Boiling A Kettle Of Water With E=mc2?
For the laymen who has not much of a picture of how E=mc² fails, I’ll give a simplest of example. Energy may most accurately (even when it involves energy of flying protons within those most advanced Large Hadron Collider, the LHC) be estimated by how man kettles of water that may be brought to boil with an amount of energy. A chemist can do a very good estimate of how many kettle of water may be brought to boil by burning 1 litre of gasoline (after some estimates of heat lost). Engineers too have good estimates of how many miles a gallon of petrol may give to a model of a motorbike.
What about the physicists at the CERN running the Large Hadron Collider? Say there is a process which produces an amount of energy. The CERN physicists make an estimate of how much that amount of energy is, in the number of kettles of water that may be brought to boil; say their estimate is 15,000 kettles. Then a gadget is invented to convert the amount of energy of the process to boil kettles of water (assuming no significant energy wastage). It is found that the amount of energy can only boil 1 kettle of water – not 15,000 kettles!

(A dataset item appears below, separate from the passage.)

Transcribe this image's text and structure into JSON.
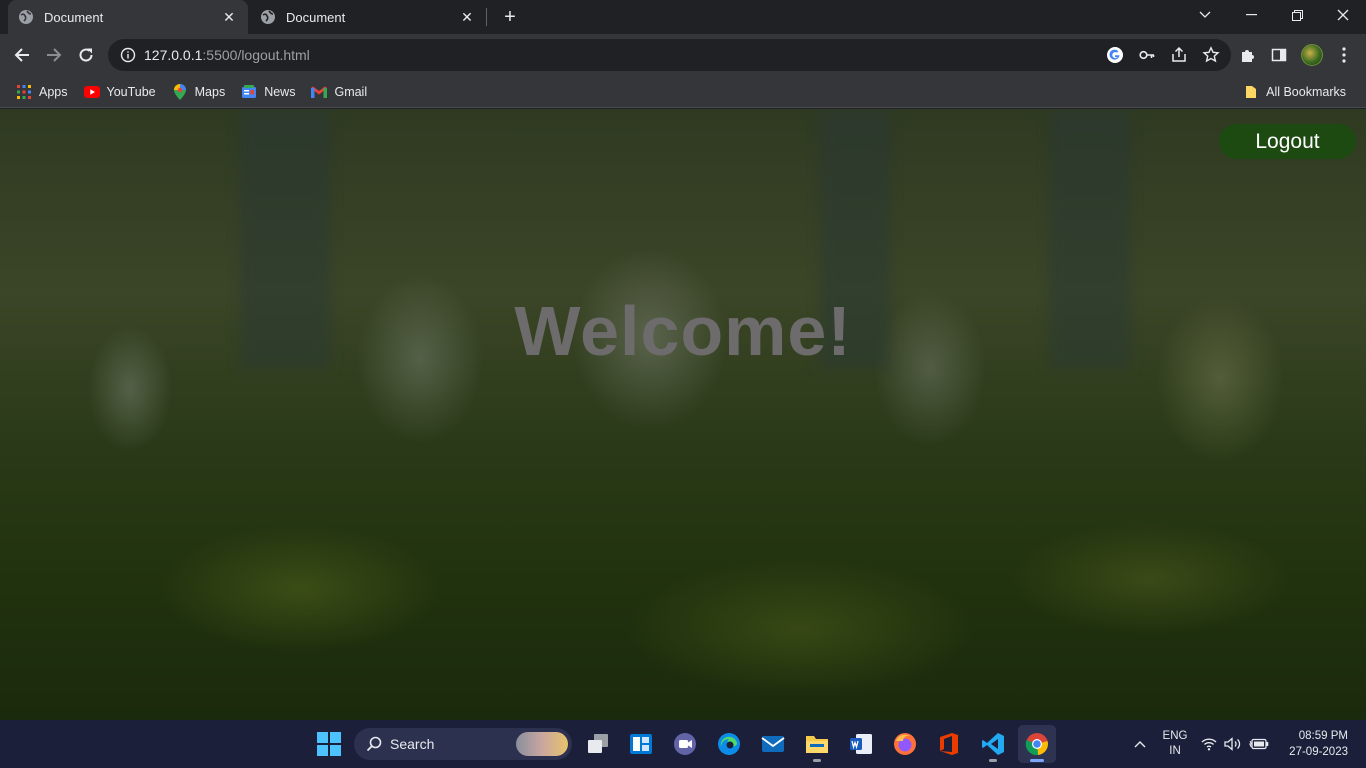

There is no excuse for the CERN physicists to make an estimate that is out by a factor of 15,000! What really is the problem is that they are using invalid formulas; had they stick to using the old formula for kinetic energy as what high school students are taught, their estimate would come out right – 1 kettle of water.
The method of computing the energy through heat produced is called calorimetry.